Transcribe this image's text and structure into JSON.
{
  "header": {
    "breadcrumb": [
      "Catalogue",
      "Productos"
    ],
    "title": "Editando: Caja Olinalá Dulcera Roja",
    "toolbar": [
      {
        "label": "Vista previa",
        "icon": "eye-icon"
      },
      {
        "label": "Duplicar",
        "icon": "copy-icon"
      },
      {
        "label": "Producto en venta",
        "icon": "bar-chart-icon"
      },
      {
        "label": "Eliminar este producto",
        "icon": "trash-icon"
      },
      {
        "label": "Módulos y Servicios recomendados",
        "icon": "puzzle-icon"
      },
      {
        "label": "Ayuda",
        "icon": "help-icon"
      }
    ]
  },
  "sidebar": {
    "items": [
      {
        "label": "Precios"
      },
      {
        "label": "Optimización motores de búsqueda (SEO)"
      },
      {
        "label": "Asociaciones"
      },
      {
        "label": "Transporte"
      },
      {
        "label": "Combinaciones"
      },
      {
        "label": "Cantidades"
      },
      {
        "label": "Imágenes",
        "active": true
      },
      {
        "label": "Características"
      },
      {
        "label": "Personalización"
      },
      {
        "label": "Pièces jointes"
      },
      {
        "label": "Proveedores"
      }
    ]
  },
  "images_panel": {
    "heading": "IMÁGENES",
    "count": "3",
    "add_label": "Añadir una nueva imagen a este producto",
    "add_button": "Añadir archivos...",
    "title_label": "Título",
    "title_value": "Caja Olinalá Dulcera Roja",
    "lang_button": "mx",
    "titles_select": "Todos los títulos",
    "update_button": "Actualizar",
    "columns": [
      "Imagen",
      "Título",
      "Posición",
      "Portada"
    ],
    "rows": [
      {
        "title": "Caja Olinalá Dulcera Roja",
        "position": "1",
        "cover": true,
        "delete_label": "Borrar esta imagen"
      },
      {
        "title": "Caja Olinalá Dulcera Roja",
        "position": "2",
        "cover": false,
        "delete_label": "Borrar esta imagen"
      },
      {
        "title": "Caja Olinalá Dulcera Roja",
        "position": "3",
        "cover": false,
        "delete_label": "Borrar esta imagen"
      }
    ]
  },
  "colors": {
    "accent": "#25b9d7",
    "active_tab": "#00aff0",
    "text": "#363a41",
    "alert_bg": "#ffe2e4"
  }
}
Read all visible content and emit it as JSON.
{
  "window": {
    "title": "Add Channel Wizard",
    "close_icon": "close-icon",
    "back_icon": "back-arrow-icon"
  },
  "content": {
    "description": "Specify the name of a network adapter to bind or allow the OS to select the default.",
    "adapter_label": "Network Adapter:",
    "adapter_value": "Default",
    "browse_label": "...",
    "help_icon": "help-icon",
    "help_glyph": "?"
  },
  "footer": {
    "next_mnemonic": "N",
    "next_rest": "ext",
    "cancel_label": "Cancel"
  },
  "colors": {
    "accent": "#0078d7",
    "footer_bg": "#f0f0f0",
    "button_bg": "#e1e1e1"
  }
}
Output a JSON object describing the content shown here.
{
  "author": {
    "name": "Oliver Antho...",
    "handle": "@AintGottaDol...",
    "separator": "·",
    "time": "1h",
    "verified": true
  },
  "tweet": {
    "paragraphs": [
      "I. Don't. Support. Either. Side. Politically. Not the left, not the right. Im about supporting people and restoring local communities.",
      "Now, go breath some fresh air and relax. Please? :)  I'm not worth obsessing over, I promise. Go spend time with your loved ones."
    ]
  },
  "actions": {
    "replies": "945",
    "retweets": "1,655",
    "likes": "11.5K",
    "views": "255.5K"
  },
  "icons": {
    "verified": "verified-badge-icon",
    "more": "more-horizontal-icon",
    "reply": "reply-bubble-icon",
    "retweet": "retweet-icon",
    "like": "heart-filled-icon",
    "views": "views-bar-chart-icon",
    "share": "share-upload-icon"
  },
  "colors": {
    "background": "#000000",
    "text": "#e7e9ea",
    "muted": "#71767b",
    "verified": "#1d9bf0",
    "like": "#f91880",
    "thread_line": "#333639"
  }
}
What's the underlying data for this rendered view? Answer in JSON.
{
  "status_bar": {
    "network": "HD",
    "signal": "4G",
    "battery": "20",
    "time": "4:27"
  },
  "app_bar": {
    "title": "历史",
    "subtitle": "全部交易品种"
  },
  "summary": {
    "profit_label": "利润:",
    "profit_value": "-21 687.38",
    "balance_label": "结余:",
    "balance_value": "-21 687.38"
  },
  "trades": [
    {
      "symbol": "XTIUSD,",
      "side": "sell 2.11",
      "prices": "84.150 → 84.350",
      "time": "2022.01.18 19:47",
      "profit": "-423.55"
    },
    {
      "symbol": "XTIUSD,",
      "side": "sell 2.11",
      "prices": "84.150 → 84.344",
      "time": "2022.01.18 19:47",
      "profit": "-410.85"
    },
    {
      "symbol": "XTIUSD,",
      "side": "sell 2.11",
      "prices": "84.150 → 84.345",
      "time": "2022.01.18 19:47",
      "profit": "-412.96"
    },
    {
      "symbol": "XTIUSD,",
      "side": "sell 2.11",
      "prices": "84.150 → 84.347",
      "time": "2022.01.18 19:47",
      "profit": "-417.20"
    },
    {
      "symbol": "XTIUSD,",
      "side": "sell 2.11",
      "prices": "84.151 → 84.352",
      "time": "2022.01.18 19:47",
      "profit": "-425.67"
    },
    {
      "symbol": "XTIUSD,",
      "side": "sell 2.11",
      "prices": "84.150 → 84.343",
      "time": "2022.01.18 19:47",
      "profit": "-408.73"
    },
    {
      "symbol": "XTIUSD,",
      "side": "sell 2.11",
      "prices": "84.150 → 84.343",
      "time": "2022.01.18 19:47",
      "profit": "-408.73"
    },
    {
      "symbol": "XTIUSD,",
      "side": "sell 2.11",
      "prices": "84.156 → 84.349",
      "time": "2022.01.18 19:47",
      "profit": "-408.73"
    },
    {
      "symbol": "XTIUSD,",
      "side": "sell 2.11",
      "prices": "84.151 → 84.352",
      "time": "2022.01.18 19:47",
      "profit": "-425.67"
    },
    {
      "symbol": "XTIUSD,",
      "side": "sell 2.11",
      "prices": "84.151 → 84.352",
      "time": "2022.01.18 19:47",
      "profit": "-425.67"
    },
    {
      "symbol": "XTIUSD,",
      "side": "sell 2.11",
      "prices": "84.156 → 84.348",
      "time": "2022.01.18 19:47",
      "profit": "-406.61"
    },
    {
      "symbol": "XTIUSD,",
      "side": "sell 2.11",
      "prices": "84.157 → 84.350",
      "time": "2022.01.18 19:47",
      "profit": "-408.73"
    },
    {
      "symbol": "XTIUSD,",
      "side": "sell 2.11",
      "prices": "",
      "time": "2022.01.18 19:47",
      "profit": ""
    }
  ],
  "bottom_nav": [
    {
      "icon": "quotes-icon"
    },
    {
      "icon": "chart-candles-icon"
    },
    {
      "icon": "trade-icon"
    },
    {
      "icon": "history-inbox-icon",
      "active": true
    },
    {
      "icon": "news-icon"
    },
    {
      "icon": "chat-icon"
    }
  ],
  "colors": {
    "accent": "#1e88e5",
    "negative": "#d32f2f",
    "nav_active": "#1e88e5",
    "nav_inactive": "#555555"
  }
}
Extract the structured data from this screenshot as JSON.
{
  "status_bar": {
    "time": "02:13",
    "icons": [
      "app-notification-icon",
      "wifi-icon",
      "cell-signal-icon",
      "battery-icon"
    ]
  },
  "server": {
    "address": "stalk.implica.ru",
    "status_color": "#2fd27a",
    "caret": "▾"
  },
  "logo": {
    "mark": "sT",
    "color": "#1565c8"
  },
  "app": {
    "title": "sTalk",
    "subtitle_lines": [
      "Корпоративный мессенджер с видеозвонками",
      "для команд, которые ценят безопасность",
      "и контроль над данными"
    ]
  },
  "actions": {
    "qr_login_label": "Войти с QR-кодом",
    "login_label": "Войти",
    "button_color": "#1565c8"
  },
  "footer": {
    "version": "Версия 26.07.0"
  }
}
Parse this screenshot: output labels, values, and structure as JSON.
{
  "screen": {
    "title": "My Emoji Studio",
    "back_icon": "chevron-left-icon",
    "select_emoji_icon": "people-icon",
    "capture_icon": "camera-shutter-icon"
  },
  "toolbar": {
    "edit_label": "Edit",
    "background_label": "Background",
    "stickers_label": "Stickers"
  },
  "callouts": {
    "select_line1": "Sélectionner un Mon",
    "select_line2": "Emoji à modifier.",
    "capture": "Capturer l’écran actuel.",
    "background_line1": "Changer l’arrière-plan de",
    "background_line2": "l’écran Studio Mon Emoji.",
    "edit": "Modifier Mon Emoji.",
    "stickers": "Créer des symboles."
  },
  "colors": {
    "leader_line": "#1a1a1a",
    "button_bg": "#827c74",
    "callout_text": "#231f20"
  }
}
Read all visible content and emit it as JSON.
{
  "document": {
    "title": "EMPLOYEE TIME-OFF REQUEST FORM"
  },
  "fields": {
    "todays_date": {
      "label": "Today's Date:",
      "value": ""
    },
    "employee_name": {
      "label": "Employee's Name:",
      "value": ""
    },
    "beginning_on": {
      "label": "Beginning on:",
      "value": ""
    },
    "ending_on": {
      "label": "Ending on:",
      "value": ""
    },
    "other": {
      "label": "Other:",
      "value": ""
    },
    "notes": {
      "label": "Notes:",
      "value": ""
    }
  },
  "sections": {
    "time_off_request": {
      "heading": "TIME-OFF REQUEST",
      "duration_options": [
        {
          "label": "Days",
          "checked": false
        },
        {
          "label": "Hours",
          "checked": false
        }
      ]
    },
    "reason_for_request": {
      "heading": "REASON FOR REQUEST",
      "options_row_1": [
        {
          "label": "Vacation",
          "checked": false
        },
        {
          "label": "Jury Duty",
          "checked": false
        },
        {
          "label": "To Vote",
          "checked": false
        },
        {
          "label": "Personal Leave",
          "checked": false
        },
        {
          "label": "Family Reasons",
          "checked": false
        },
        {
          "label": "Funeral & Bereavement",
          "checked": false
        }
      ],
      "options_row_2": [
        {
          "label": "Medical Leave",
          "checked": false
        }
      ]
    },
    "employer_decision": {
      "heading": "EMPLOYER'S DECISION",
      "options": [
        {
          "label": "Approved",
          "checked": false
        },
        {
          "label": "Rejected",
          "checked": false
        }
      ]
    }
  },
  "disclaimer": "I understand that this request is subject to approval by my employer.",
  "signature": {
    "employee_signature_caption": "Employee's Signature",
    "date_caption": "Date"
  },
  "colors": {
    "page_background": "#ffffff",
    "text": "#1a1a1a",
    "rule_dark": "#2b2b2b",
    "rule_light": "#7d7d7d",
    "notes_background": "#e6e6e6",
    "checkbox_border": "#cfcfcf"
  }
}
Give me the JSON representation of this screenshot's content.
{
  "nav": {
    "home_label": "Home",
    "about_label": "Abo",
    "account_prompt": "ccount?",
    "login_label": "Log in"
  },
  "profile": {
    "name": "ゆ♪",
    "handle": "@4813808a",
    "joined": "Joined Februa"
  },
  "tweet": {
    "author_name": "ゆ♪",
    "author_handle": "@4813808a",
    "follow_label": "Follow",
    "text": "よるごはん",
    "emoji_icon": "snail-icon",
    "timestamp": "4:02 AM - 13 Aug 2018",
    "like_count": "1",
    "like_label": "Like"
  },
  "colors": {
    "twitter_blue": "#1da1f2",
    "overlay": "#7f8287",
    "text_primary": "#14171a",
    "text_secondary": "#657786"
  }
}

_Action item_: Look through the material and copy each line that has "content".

_Response area_:
Read all visible content and emit it as JSON.
  "content": {
Output a JSON object describing the content shown here.
Read all visible content and emit it as JSON.
Give me the JSON representation of this screenshot's content.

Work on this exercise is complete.